## EXERCISE BRIEF
Pick out the lines below with "title" and list them.
---- PROVIDED INFORMATION
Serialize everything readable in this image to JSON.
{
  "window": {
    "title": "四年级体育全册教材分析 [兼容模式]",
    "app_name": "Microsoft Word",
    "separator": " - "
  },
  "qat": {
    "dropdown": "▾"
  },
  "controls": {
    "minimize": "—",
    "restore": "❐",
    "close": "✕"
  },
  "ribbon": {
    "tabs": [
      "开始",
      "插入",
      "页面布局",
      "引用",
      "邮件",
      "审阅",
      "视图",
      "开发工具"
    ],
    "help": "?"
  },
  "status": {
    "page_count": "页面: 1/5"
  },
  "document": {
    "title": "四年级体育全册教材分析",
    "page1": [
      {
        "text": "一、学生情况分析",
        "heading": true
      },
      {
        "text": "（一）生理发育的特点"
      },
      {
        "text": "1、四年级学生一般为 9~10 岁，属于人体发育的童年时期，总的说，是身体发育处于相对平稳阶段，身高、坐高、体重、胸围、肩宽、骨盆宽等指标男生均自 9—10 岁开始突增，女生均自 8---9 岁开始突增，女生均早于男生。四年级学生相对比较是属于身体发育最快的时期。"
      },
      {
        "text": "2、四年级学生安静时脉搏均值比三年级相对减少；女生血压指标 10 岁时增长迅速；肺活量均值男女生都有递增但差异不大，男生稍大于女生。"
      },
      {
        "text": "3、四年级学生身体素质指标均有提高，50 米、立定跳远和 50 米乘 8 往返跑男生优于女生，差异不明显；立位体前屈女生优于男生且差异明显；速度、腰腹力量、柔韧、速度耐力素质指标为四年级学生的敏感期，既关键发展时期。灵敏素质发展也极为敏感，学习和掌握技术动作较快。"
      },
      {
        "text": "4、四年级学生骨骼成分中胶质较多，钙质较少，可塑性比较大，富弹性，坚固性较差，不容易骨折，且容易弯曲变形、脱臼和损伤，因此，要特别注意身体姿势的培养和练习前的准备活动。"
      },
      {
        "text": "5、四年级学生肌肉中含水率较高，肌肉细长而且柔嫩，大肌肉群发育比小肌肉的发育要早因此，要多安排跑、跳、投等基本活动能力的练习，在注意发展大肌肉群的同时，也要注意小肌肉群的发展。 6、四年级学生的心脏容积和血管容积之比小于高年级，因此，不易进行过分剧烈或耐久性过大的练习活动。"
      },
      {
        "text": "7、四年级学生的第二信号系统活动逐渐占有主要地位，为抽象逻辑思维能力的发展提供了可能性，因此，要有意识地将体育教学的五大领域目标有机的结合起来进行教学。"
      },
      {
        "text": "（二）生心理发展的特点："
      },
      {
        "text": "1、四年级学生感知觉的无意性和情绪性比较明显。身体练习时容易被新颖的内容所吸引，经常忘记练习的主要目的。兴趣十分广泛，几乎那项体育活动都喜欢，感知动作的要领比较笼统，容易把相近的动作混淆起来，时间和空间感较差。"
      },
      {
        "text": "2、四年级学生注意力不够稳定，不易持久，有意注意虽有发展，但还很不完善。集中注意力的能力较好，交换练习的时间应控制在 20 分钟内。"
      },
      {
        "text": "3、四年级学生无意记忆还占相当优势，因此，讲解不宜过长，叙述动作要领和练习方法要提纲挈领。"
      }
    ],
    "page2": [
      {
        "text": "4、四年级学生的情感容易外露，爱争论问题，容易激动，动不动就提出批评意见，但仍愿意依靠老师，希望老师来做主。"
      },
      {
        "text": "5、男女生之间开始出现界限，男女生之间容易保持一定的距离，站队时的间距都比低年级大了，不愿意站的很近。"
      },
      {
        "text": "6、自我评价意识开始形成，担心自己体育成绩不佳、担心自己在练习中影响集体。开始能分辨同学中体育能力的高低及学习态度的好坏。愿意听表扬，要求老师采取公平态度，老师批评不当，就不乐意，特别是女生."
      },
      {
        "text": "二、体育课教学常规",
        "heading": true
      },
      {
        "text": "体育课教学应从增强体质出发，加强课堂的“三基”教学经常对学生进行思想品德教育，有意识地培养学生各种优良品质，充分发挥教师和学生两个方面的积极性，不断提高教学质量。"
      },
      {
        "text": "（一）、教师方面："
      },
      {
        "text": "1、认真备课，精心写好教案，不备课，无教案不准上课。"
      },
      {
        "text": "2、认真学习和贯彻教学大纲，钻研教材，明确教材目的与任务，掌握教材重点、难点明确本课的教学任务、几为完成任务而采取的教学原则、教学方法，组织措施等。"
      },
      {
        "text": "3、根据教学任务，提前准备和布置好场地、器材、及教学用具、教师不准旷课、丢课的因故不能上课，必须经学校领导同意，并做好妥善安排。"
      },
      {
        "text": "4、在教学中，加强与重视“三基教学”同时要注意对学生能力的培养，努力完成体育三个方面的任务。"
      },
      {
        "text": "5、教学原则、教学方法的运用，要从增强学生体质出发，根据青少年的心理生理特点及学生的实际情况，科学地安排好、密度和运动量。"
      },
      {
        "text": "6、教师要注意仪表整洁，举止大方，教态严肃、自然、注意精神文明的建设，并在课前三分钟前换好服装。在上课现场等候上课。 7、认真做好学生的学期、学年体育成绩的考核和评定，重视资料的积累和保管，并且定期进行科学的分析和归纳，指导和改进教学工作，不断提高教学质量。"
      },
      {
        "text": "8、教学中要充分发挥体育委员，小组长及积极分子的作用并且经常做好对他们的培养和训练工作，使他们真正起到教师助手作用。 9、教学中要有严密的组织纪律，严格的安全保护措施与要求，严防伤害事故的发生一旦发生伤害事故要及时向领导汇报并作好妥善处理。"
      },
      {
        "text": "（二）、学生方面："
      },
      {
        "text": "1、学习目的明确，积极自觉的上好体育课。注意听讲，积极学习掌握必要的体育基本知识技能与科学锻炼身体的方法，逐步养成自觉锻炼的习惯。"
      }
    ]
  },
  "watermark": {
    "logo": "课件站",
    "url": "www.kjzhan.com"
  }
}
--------
## ANSWER BELOW
    "title": "四年级体育全册教材分析 [兼容模式]",
    "title": "四年级体育全册教材分析",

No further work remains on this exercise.